Task description: Lines, not repeats, are what count: give the number of lines below that hold "title", and nothing more.

• • • • • • •

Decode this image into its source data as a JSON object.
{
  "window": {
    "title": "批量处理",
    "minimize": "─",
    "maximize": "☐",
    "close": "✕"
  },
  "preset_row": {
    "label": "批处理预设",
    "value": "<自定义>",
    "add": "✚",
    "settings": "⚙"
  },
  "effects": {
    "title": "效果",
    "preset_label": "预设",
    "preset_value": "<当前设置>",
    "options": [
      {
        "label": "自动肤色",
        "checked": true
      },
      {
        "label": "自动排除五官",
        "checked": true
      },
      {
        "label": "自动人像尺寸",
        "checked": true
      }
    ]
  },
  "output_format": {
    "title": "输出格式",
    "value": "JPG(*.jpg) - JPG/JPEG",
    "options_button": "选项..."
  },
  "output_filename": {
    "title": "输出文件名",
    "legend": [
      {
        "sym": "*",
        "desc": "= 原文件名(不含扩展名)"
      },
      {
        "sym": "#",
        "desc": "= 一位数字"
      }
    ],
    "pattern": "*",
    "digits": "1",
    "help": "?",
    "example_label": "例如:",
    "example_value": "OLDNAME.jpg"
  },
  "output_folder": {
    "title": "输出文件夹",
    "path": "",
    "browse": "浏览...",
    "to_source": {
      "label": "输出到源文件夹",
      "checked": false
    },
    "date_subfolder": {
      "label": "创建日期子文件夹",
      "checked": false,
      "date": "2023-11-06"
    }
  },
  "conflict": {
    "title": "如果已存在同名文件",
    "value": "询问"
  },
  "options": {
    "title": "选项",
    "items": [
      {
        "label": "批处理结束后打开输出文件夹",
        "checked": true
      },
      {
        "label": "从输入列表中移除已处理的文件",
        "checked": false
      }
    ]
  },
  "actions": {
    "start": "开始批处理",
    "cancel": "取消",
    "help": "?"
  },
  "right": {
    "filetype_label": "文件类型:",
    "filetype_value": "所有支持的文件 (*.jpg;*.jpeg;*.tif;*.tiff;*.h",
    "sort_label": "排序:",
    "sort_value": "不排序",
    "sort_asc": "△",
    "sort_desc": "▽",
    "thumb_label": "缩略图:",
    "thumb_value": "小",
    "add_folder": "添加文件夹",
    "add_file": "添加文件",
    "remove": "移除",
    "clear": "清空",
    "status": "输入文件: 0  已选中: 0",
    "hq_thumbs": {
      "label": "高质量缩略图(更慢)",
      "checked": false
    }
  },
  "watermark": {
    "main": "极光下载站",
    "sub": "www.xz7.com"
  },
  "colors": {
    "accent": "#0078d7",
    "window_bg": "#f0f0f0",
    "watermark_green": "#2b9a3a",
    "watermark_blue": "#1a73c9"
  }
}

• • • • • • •

Exercise output: 7